* Article titles in AMA citation format should be in sentence-case
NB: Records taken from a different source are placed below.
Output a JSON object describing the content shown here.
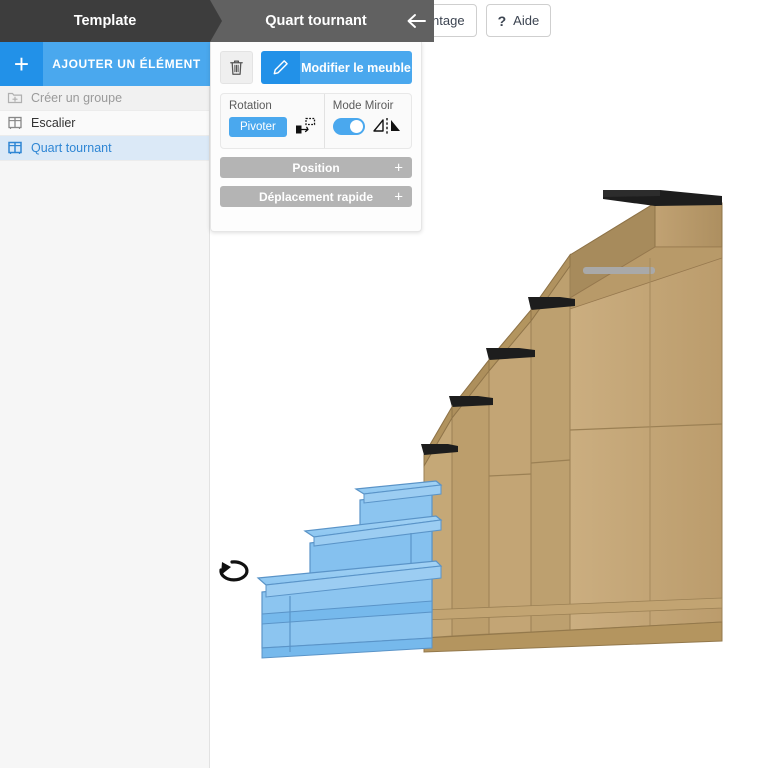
{
  "topbar": {
    "montage_label": "Montage",
    "help_label": "Aide",
    "help_icon": "question-mark-icon"
  },
  "header": {
    "left_title": "Template",
    "right_title": "Quart tournant",
    "back_icon": "arrow-left-icon",
    "colors": {
      "left_bg": "#3d3d3d",
      "right_bg": "#616161"
    }
  },
  "sidebar": {
    "add_button": {
      "plus": "+",
      "label": "AJOUTER UN ÉLÉMENT"
    },
    "items": [
      {
        "label": "Créer un groupe",
        "icon": "folder-plus-icon",
        "state": "muted"
      },
      {
        "label": "Escalier",
        "icon": "cabinet-icon",
        "state": "plain"
      },
      {
        "label": "Quart tournant",
        "icon": "cabinet-icon",
        "state": "selected"
      }
    ]
  },
  "properties": {
    "delete_icon": "trash-icon",
    "edit_icon": "pencil-icon",
    "edit_label": "Modifier le meuble",
    "rotation": {
      "title": "Rotation",
      "button_label": "Pivoter",
      "icon": "rotate-object-icon"
    },
    "mirror": {
      "title": "Mode Miroir",
      "toggle_on": true,
      "icon": "mirror-flip-icon"
    },
    "position_label": "Position",
    "position_plus": "+",
    "move_label": "Déplacement rapide",
    "move_plus": "+"
  },
  "canvas": {
    "rotation_handle_icon": "rotate-arrow-icon",
    "colors": {
      "selected_blue": "#7cbdee",
      "wood": "#c6a878",
      "tread_dark": "#1d1d1d"
    }
  }
}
TY - JOUR T1 - Macrolide resistance mechanisms among Streptococcus pneumoniae isolated over 6 years of Canadian Respiratory Organism Susceptibility Study (CROSS) (1998 2004). AU - Wierzbowski,A K, AU - Nichol,K, AU - Laing,N, AU - Hisanaga,T, AU - Nikulin,A, AU - Karlowsky,J A, AU - Hoban,D J, AU - Zhanel,G G, Y1 - 2007/08/02/ PY - 2007/8/4/pubmed PY - 2008/1/4/medline PY - 2007/8/4/entrez SP - 733 EP - 40 JF - The Journal of antimicrobial chemotherapy JO - J. Antimicrob. Chemother. VL - 60 IS - 4 N2 - BACKGROUND: Resistance to macrolides in Streptococcus pneumoniae arises primarily due to Erm(B) or Mef(A). Erm(B) typically confers high-level resistance to macrolides, lincosamides and streptogramin B (MLS(B) phenotype), whereas Mef(A) confers low-level resistance to macrolides only (M phenotype). The purpose of this study was to investigate the incidence of macrolide resistance mechanisms in Canadian isolates of S. pneumoniae obtained between 1998 and 2004. Furthermore, the genetic relatedness, serotype distribution and antibiotic susceptibility profile among S. pneumoniae isolates with dual erythromycin ribosomal methylase [Erm(B)] and efflux pump [Mef(A)] were analysed. METHODS: A total of 865 macrolide-resistant (erythromycin MIC > or = 1 mg/L) S. pneumoniae isolates were collected from the Canadian Respiratory Organism Susceptibility Study (CROSS) from 1998 to 2004. The presence of erm(B) and mef(A) was determined for each isolate by PCR; mutations in the genes coding for L4 and L22 ribosomal proteins and for 23S rRNA were identified by DNA sequencing. Each isolate containing both erm(B)- and mef(A)-mediated macrolide resistance was genotyped by PFGE and serotyped using the Quellung reaction with antisera. RESULTS: Of the 865 isolates studied, 404 (46.7%) were mef(A)-positive, 371 (42.9%) were erm(B)-positive, 50 (5.8%) were positive for both mef(A) and erm(B) and 40 (4.6%) were negative for both mef(A) and erm(B). Of the macrolide-resistant isolates negative for both mef(A) and erm(B), 22 (2.5%) contained 23S rRNA A2058G, A2059G or A2059C mutations, 7 (0.8%) contained 23S rRNA A2058G or A2059G mutations along with an S20N mutation in L4 ribosomal protein, and 1 isolate contained an E30K ribosomal protein mutation alone. Of the macrolide-resistant strains positive for both mef(A) and erm(B), 36 (72%) were multidrug-resistant (macrolide-, penicillin- and trimethoprim/sulfamethoxazole-resistant), 39 (78%) isolates belonged to serotype 19A or 19F and 36 (72%) belonged to one clonal complex (> or =80% genetic relatedness) genetically related to the Taiwan 19F-14 clone. CONCLUSIONS: The prevalence of efflux-based macrolide resistance in S. pneumoniae in Canada remained steady between 1998 and 2004. Macrolide resistance due to erm(B) decreased over the same time period, with a rapid increase in isolates with both erm(B) and mef(A) macrolide resistance. SN - 0305-7453 UR - https://www.unboundmedicine.com/medline/citation/17673477/Macrolide_resistance_mechanisms_among_Streptococcus_pneumoniae_isolated_over_6_years_of_Canadian_Respiratory_Organism_Susceptibility_Study__CROSS___1998_2004__ L2 - https://academic.oup.com/jac/article-lookup/doi/10.1093/jac/dkm273 DB - PRIME DP - Unbound Medicine ER -